Just when you thought it was safe to look at the sun again.

OK, strike that, it’s never safe to look at the sun — unless you are wearing special sun-proof goggles.

Just when you thought it was safe to take off and put away those special sun-proof goggles after last week’s eclipse and the resulting eclipse-mania that swept the country, think again.

That’s because, if you believe what’s been trending on social media over the last week or so, the next big solar event is just around the corner.

There are only six years, seven months, eight days until the next solar eclipse casts a shadow over our part of the world.

So if you have already made plans for April 8, 2024, between 2 and 6 p.m., you may want to rethink them.

Not only will Maine be in line for this next event, we are in the path of totality, meaning a large swath of the central and northern part of the state will experience the moon completely blocking out the sun for a period of several minutes.

Let the countdown begin!

So far, I’ve seen just one event listed in anticipation of the 2024 eclipse. Gary Allen, one of the founders of Millinocket Marathon, has listed what is being called “ Millinockeclipse,” a running race taking place during the event out and back on the Golden Road.

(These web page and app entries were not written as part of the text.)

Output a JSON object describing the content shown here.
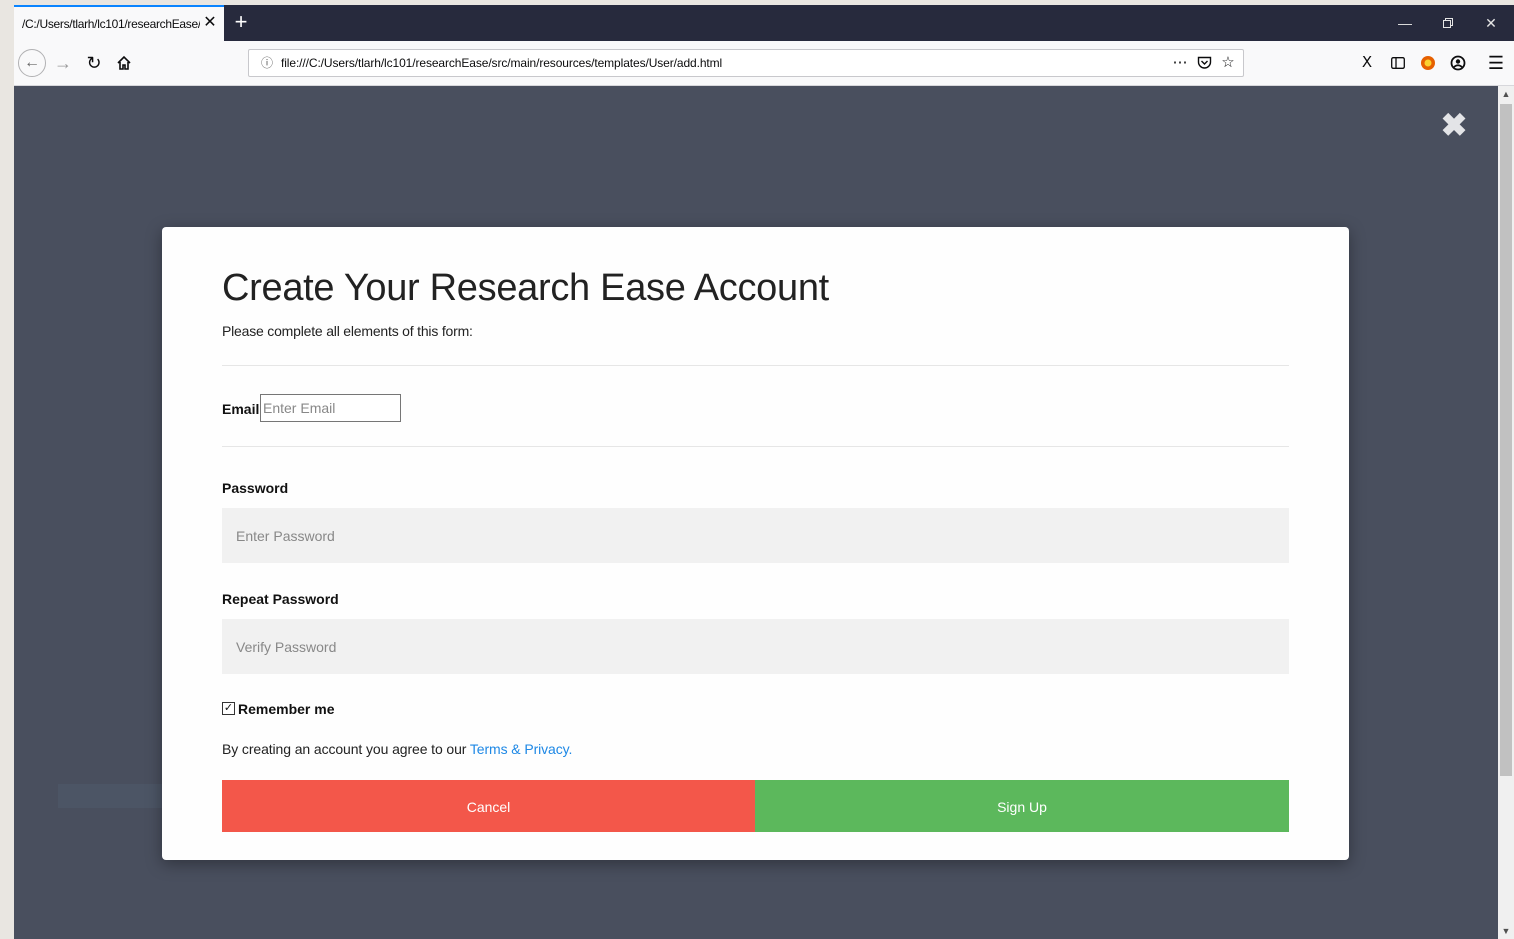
{
  "browser": {
    "tab_title": "/C:/Users/tlarh/lc101/researchEase/",
    "tab_close": "✕",
    "new_tab": "+",
    "url": "file:///C:/Users/tlarh/lc101/researchEase/src/main/resources/templates/User/add.html",
    "icons": {
      "back": "arrow-left-icon",
      "forward": "arrow-right-icon",
      "reload": "reload-icon",
      "home": "home-icon",
      "info": "info-icon",
      "page_actions": "ellipsis-icon",
      "pocket": "pocket-icon",
      "bookmark": "star-icon",
      "library": "library-icon",
      "sidebar": "sidebar-icon",
      "extension": "extension-icon",
      "account": "account-icon",
      "menu": "hamburger-menu-icon"
    }
  },
  "modal": {
    "title": "Create Your Research Ease Account",
    "subtitle": "Please complete all elements of this form:",
    "email": {
      "label": "Email",
      "placeholder": "Enter Email",
      "value": ""
    },
    "password": {
      "label": "Password",
      "placeholder": "Enter Password",
      "value": ""
    },
    "repeat_password": {
      "label": "Repeat Password",
      "placeholder": "Verify Password",
      "value": ""
    },
    "remember": {
      "label": "Remember me",
      "checked": true
    },
    "terms_text": "By creating an account you agree to our ",
    "terms_link": "Terms & Privacy",
    "terms_end": ".",
    "cancel_label": "Cancel",
    "signup_label": "Sign Up",
    "close_icon": "close-icon"
  },
  "colors": {
    "overlay": "#494f5e",
    "cancel": "#f3574a",
    "signup": "#5cb85c",
    "link": "#1e88e5",
    "tabbar": "#272a3d",
    "tab_accent": "#0a84ff"
  }
}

As of this week, 468 people have indicated on the event’s Facebook page they are going to participate.

But if the activity leading up to this last eclipse is any indication, there will be plenty of other events popping up over the next six years, seven months and eight days.

Last week’s totality spread over my home state of Oregon and since I subscribe to the Oregonian’s news feed, I was able to keep track of the cosmic and capitalistic excitement leading up to more than 1 million people descending on the state to watch a total eclipse of the sun.

Some of the best viewing was in some of the most remote parts of the state, so farms, ranches and other large landowners worked to turn their property into massive campsites to accommodate the eclipse chasers.

Don’t think for a second I’m not contemplating a similar move for Rusty Metal Farm.

However, I will not be among those who ended up gouging visitors with exorbitant camping fees. Or the hotels, I am ashamed to say, that canceled reservations made years in advance in anticipation of the eclipse and then told the unlucky guests they could have their rooms back at double, triple or even quadruple the cost.

No, here on Rusty Metal Farm, I sense a day in 2024 very much how we spent this past eclipse. Relaxed, looking skyward and accompanied by critters.

And, in the best spirit of Rusty Metal Farm, we did so channeling my late husband Patrick, a top petanteur, someone who could fabricate anything.

With no special goggles available, I went scrounging in the shop and came out with Patrick’s ancient welding helmet. I’m pretty sure it was used to weld rivets on the original Queen Elizabeth ocean liner.

I packed that up, along with a tripod, my camera fitted with a powerful zoom lense, water, snacks and Rusty Metal tiny dog Chiclet and off we trooped to the pond, the spot I had earlier designated the perfect viewing area.

Northern Maine was projected to see about 55 percent of totality, which was 55 percent more of any eclipse I had ever seen before.

I’ll admit to being pretty geeked out about it. Chiclet? Not so much.

For awhile she sat with me on the picnic table near the pond as I — safely — scanned the skies. Then she wandered off to sniff the raspberry patch and gobble a few berries down.

From there she spent time chasing frogs until she ended up on top of a pile of old lumber exploring all the nooks and crannies.

By the time the sun was beginning to fade in the moon’s shadow, she was back, curled up on my hat taking a nap.

Underwhelmed would be putting it mildly.

I, on the other hand, was having a marvelous time divided between viewing the phenomena through the old welding helmet and then hanging the helmet over the camera’s lense to get photos.

The weather cooperated with clear skies and it really was a pretty good show.

From everything I read, it went well out in Oregon, too — despite fears of massive traffic jams, overburdened cell towers and potential wildfires in the drought-stricken region.

For the most part, it seemed everyone looked up, ooo-ed and awww-ed and, for two or three dark moments, forgot anything that made them angry with their fellow man.

Seems to me, we should be able to hang on to that shared unity and learn from it.

It would be a real pity if we have to wait another six years, seven months and eight days to experience that again.

Oh, and don’t worry: If 2024 is rained out or if you blink and miss it, we have another shot at totality in the region in 2079.

And yes, there is already a Facebook page for it.

Julia Bayly

Julia Bayly is a reporter at the Bangor Daily News with a regular bi-weekly column. Julia has been a freelance travel writer/photographer since 2000.